If you’re unsure whether you need to file a return or how to report your Social Security or retirement income, you may want to speak with an accountant who can provide advice and help prepare your taxes.
When can a retired person stop filing taxes?
Retired individuals who are no longer earning income can generally stop filing taxes once they have satisfied two criteria. The first is that they must have reached the age of 65. The second is that they must not have any filing obligations due to unearned income, such as investment earnings, Social Security benefits, pension income, etc.
The threshold for owing taxes on unearned income varies by state and is usually different than the threshold for earned income, so it is important for retired individuals to understand their state and federal filing obligations.
It is generally a good idea for retired individuals to continue filing taxes until they are certain that their income is below the filing threshold and that they will not owe taxes.

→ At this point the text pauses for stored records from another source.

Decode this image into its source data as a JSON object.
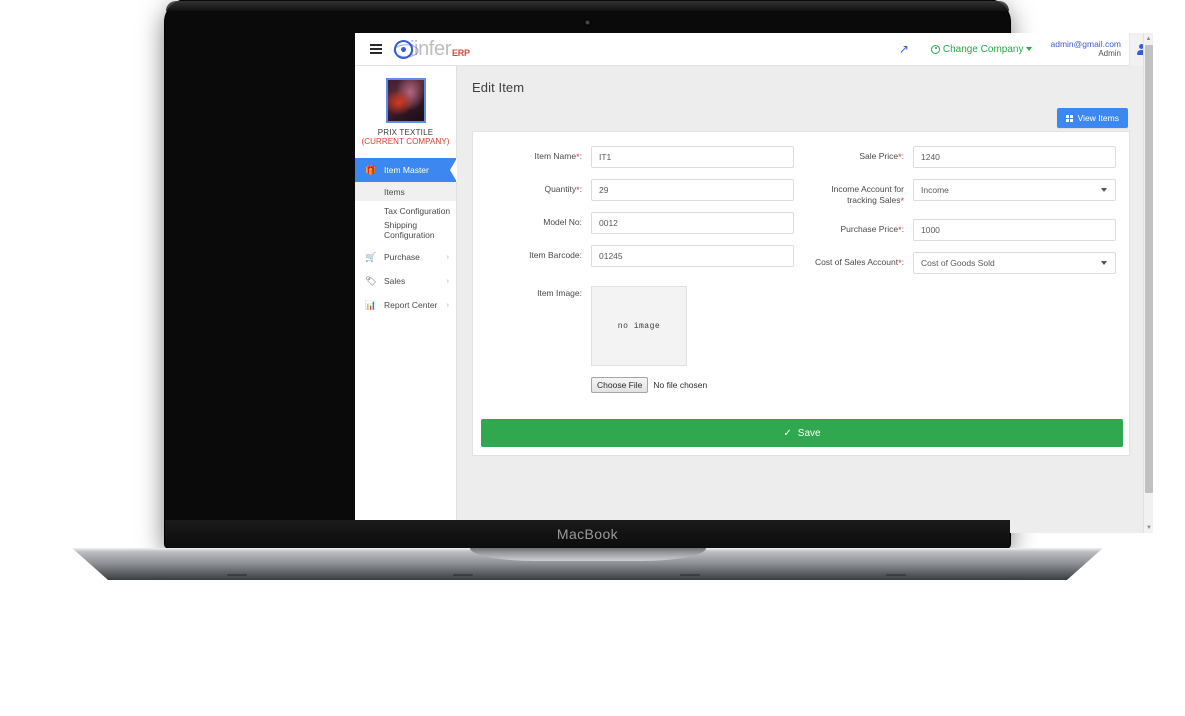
{
  "device": {
    "label": "MacBook"
  },
  "navbar": {
    "menu_toggle_icon": "hamburger-icon",
    "brand_name": "iinfer",
    "brand_suffix": "ERP",
    "expand_icon": "↗",
    "change_company_label": "Change Company",
    "user_email": "admin@gmail.com",
    "user_role": "Admin",
    "avatar_icon": "user-icon"
  },
  "sidebar": {
    "company_name": "PRIX TEXTILE",
    "company_status": "(CURRENT COMPANY)",
    "menu": [
      {
        "label": "Item Master",
        "icon": "gift-icon",
        "active": true,
        "has_chevron": false
      },
      {
        "label": "Purchase",
        "icon": "cart-icon",
        "active": false,
        "has_chevron": true
      },
      {
        "label": "Sales",
        "icon": "tag-icon",
        "active": false,
        "has_chevron": true
      },
      {
        "label": "Report Center",
        "icon": "bar-chart-icon",
        "active": false,
        "has_chevron": true
      }
    ],
    "submenu": [
      {
        "label": "Items",
        "selected": true
      },
      {
        "label": "Tax Configuration",
        "selected": false
      },
      {
        "label": "Shipping Configuration",
        "selected": false
      }
    ]
  },
  "main": {
    "page_title": "Edit Item",
    "view_items_label": "View Items",
    "save_label": "Save",
    "left_fields": [
      {
        "label": "Item Name",
        "required": true,
        "value": "IT1",
        "type": "text"
      },
      {
        "label": "Quantity",
        "required": true,
        "value": "29",
        "type": "text"
      },
      {
        "label": "Model No:",
        "required": false,
        "value": "0012",
        "type": "text"
      },
      {
        "label": "Item Barcode:",
        "required": false,
        "value": "01245",
        "type": "text"
      }
    ],
    "right_fields": [
      {
        "label": "Sale Price",
        "required": true,
        "value": "1240",
        "type": "text"
      },
      {
        "label": "Income Account for tracking Sales",
        "required": true,
        "value": "Income",
        "type": "select"
      },
      {
        "label": "Purchase Price",
        "required": true,
        "value": "1000",
        "type": "text"
      },
      {
        "label": "Cost of Sales Account",
        "required": true,
        "value": "Cost of Goods Sold",
        "type": "select"
      }
    ],
    "image_field": {
      "label": "Item Image:",
      "placeholder_text": "no image",
      "choose_file_label": "Choose File",
      "no_file_label": "No file chosen"
    }
  },
  "colors": {
    "primary_blue": "#3c87f0",
    "brand_blue": "#3a5bd9",
    "green": "#2fa84f",
    "change_company_green": "#2aa84a",
    "red": "#e03b2f",
    "page_bg": "#ededed"
  }
}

This can help avoid unpleasant surprises down the road.
Additionally, keeping track of income from all sources can help retired taxpayers reap the benefits of any tax credits or deductions for which they may be eligible.
Retired indivudals should also be aware of any special tax filing requirements or rules that may apply, such as if they are receiving Social Security benefits, making quarterly estimated tax payments, or are claiming any deductions.
Therefore, it is important to research and understand the tax requirements that may apply to a particular situation before deciding whether or not to continue filing taxes.
How much tax is taken out of your Social Security check?
The amount of tax that is taken out of your Social Security check depends on your overall income. Social Security benefits are not subject to federal income tax. However, they may be subject to state income tax depending on the laws of the state in which you live.
If your total income, including Social Security benefits, is over a certain amount, up to 85% of your Social Security benefits may be subject to federal taxes. The amount of benefit that is taxable is based on your combined income, which includes your adjusted gross income, nontaxable interest, and one-half of your Social Security benefits.
The taxable amount is the lesser of the total of your combined income, or the amount over the income threshold. For example, if your combined income is $50,000 and your income threshold is $25,000, then $25,000 of your Social Security benefits would be subject to tax.
The actual taxes taken out of your Social Security check will depend on your individual income tax rate that has been applied to the taxable amount of your benefits.